This little camera is perfect for capturing your snorkeling memories- not only is it waterproof (up to 33 feet), but it’s also small, incredibly lightweight, and versatile enough to capture both epic photos and your next TikTok.
Reusable water bottle:
Bring along plenty of water to keep on the beach- between the hot Hawaiian sun and swimming against the tide, snorkeling can be more tiring than you’d think! To be kind to the planet and to cut down on wasting money on bottled water, Justin and I both have giant Nalgene bottles that we take everywhere, from international vacations to RV trips around the Pacific Northwest and, yup, even snorkeling in Hawai’i!
Where to Stay While Snorkeling in Oahu
You may have noticed that four of my recommended snorkeling spots in Oahu are located along the famous North Shore. Given that the North Shore is slightly less touristed and it offers an abundance of coral reefs, this area also provides the highest concentration of awesome snorkeling spots on the island.
So, if you’re trying to figure out where to stay in Oahu to be close to awesome snorkeling and have more authentic experience than Waikiki, I’d recommend adding a few days in the North Shore to your Oahu itinerary to explore its beaches and get to know its quirky food trucks, plentiful acai bowls, and super chill vibes (seriously, I saw many people walk around a grocery store in totally bare feet- what’s more laidback than that?!).
Here’s some ideas for where to stay on the North Shore:
- Beach side studio: This studio, perfect for a couple, is located in the surfer town of Haleiwa. Within walking distance to Ke Iki Beach- so close, in fact, you can literally hear the waves while you fall asleep.
- 160 West: For something with a bit more amenities, consider this 2-bedroom condo, with an in-unit washer and dryer, pool, and private parking.

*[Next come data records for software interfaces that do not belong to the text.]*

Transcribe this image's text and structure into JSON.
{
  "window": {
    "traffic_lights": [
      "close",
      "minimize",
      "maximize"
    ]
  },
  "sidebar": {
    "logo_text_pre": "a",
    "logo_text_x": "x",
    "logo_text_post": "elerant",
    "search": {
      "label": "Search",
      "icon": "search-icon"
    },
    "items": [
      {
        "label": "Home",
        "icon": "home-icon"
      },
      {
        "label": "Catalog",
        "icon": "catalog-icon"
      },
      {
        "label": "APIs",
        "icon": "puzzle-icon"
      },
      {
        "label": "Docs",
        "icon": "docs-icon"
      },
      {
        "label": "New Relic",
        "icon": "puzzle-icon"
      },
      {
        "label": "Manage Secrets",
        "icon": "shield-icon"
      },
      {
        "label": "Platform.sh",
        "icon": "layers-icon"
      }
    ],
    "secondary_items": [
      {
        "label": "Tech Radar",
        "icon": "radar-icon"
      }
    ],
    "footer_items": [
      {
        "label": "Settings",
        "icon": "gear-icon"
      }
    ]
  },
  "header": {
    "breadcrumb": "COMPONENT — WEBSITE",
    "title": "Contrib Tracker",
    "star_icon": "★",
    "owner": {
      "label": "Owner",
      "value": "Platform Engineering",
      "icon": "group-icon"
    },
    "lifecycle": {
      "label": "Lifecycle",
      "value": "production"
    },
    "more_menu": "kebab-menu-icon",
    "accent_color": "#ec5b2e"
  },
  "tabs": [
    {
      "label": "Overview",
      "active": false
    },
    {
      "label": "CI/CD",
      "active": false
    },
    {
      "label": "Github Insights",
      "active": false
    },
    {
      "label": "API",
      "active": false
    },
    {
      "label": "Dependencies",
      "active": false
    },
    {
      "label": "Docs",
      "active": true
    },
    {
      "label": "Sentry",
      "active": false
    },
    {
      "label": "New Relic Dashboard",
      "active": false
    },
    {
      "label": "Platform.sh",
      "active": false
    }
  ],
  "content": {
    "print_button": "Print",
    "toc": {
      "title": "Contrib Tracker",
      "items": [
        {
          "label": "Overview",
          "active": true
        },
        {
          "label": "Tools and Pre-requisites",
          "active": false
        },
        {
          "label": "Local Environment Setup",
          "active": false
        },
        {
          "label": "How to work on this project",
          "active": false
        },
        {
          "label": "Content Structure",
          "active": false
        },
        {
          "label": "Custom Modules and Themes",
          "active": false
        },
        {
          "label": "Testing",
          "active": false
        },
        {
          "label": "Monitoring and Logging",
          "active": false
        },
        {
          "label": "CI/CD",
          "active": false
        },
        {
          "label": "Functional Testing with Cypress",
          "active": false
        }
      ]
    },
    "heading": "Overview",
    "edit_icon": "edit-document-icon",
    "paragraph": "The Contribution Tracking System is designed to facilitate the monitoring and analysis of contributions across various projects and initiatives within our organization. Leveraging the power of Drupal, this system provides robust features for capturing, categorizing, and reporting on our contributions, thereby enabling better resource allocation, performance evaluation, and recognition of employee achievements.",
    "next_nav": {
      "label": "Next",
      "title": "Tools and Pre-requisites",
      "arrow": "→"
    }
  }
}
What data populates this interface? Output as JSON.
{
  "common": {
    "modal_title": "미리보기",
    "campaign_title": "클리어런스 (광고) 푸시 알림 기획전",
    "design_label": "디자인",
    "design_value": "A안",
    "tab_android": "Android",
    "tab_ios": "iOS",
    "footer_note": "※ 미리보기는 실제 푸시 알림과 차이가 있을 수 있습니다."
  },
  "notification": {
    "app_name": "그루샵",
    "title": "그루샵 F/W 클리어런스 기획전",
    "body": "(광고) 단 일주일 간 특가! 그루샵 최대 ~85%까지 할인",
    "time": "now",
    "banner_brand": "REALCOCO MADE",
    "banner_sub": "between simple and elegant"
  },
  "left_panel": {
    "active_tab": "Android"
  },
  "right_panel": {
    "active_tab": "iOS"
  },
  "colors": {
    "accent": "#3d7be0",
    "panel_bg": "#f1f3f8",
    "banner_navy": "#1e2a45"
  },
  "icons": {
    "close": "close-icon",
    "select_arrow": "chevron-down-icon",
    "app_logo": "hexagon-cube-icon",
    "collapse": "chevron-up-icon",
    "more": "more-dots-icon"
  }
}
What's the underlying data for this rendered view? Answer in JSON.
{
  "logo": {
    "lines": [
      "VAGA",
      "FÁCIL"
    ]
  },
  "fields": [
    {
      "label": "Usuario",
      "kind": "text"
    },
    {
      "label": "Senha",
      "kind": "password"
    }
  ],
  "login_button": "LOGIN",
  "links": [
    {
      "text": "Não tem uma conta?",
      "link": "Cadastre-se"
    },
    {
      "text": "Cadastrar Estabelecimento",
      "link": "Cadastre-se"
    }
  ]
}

- Turtle Bay Resort: For something a bit swankier, Turtle Bay, home to the above-mentioned Kuilima Cove, is the way to go, as the only luxury resort on the North Shore. Beyond its snorkeling offers, the resort has all the upscale amenities you can dream of, from an onsite spa to a renowned golf course, offering the perfect bougie juxtaposition to the area’s super laidback vibes.
Where’s the best place you snorkeled while on Oahu? Are there any hidden gems I need to check out next time I’m in Oahu? Let me know in the comments below!